The company also plans to introduce a range of green product offerings that will add to its solutions, including Maersk’s Emissions Dashboard and Maersk ECO Delivery. Maersk hopes this will show that it is an industry-leading provider of green supply chain solutions covering ocean, air, contract logistics (warehouses and depots) and cold chain businesses. Its new products will use green technologies and solutions to ensure it provides real emission reductions within the supply chain.

Covering indirect emissions means the targets also address emissions from inland transport services and vessel building which are provided by third-party suppliers, Maersk says. Tackling this challenge will require extensive data insights and close collaboration with local and regional suppliers of products and services across the Maersk business footprint, it adds.

An outline of Maersk’s 2030 targets: 
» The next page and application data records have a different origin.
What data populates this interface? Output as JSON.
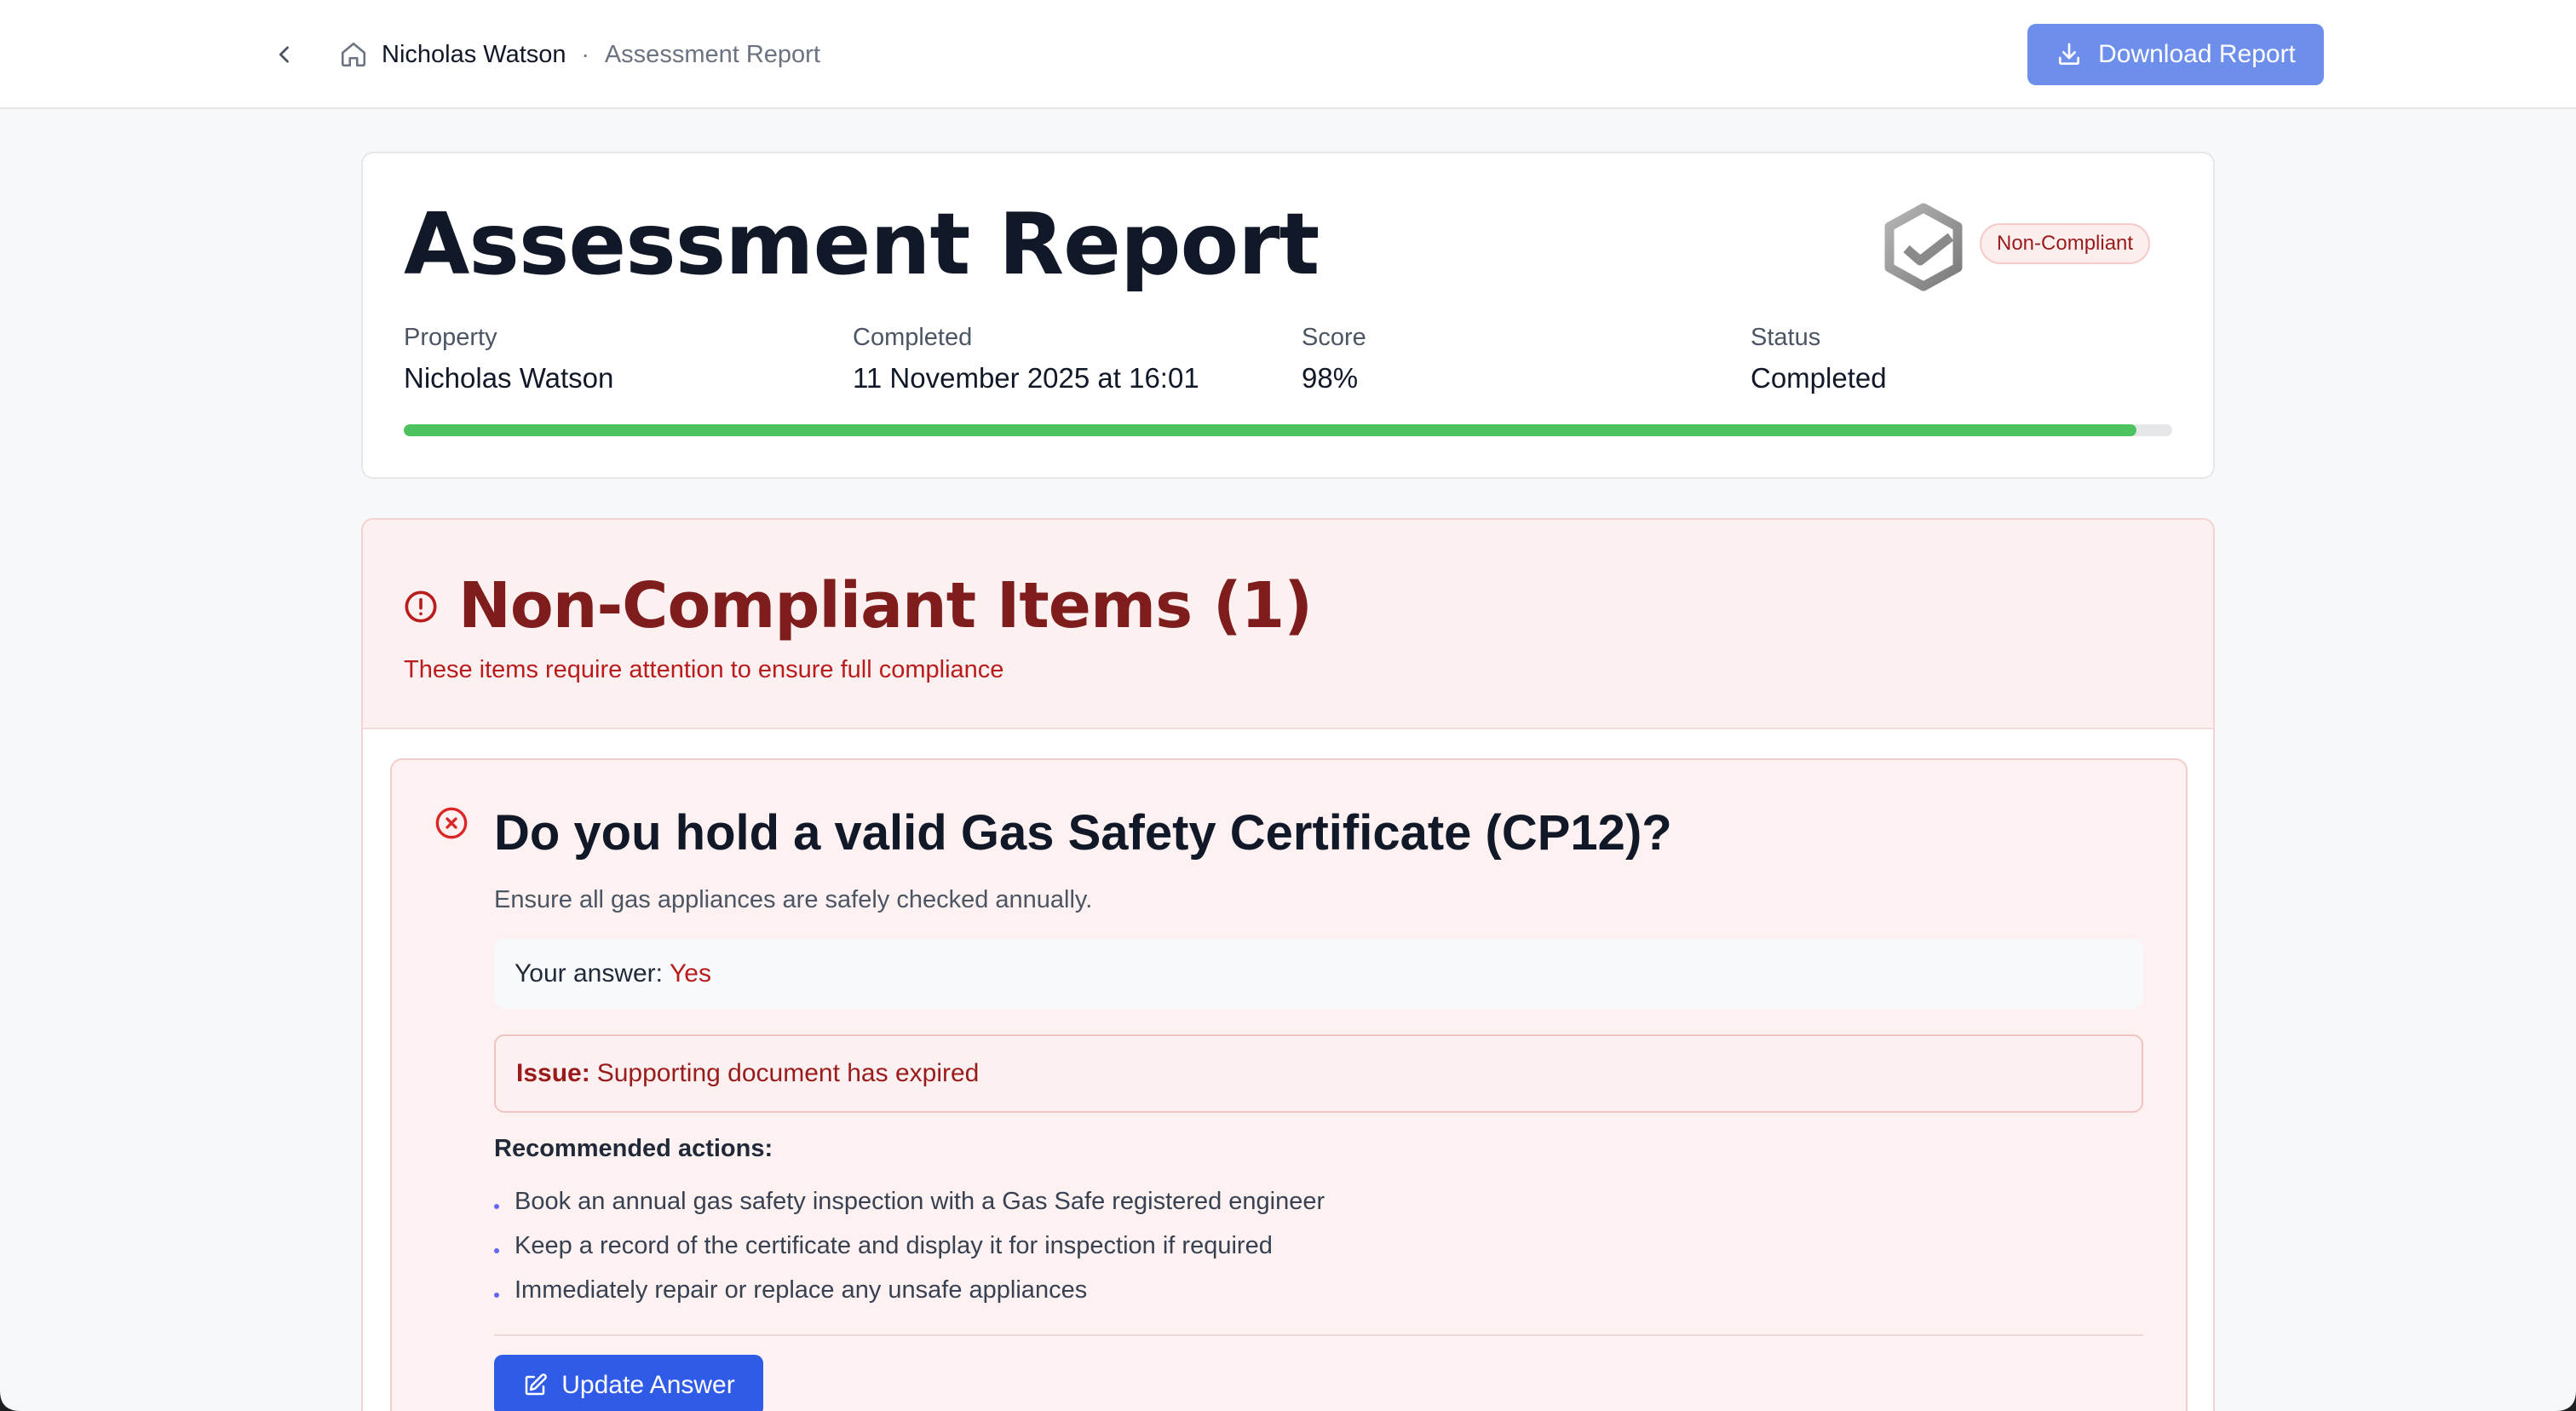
{
  "header": {
    "breadcrumb_name": "Nicholas Watson",
    "breadcrumb_separator": "·",
    "breadcrumb_page": "Assessment Report",
    "download_label": "Download Report"
  },
  "summary": {
    "title": "Assessment Report",
    "status_badge": "Non-Compliant",
    "fields": {
      "property_label": "Property",
      "property_value": "Nicholas Watson",
      "completed_label": "Completed",
      "completed_value": "11 November 2025 at 16:01",
      "score_label": "Score",
      "score_value": "98%",
      "status_label": "Status",
      "status_value": "Completed"
    },
    "progress_fraction": 0.98
  },
  "non_compliant": {
    "heading": "Non-Compliant Items (1)",
    "subheading": "These items require attention to ensure full compliance",
    "items": [
      {
        "question": "Do you hold a valid Gas Safety Certificate (CP12)?",
        "description": "Ensure all gas appliances are safely checked annually.",
        "answer_label": "Your answer:",
        "answer_value": "Yes",
        "issue_label": "Issue:",
        "issue_text": "Supporting document has expired",
        "recommended_title": "Recommended actions:",
        "recommendations": [
          "Book an annual gas safety inspection with a Gas Safe registered engineer",
          "Keep a record of the certificate and display it for inspection if required",
          "Immediately repair or replace any unsafe appliances"
        ],
        "update_label": "Update Answer"
      }
    ]
  },
  "colors": {
    "primary": "#2f5be6",
    "download_button": "#6d8eeb",
    "progress": "#4cc35f",
    "danger": "#b91c1c",
    "danger_dark": "#7f1d1d"
  },
  "icons": {
    "back": "chevron-left-icon",
    "home": "home-icon",
    "download": "download-icon",
    "logo": "hexagon-check-logo",
    "alert": "alert-circle-icon",
    "error": "x-circle-icon",
    "edit": "edit-icon"
  }
}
  • Ocean: ~50% reduction in greenhouse gas emissions intensity.
  • Terminals: ~70% absolute reduction of greenhouse gas emissions.
  • Natural Climate Solutions used above and beyond 1.5 degrees Celsius target to build a portfolio that generates around 5m tonnes of CO2 savings per year by 2030.
  • Ocean: 25% of all cargo transported using green fuels (defined as fuel or energy that have low or very low greenhouse gas emissions on a life cycle basis).
  • Air: Minimum 30% of cargo transported using Sustainable Aviation Fuels (SAF).
  • Contract Logistics (warehouses and depots) and Cold Chain: Minimum 90% green operations (Scope 1 and 2).
  • Inland transportation: Industry-leading green offering – targets will be set during 2022.

Last month, sourcing giant Li & Fung agreed to form a long-term strategic partnership with Maersk – and struck a deal that would see Maersk acquire its logistics services provider, LF Logistics Holdings Limited in a deal valued at US$3.6bn.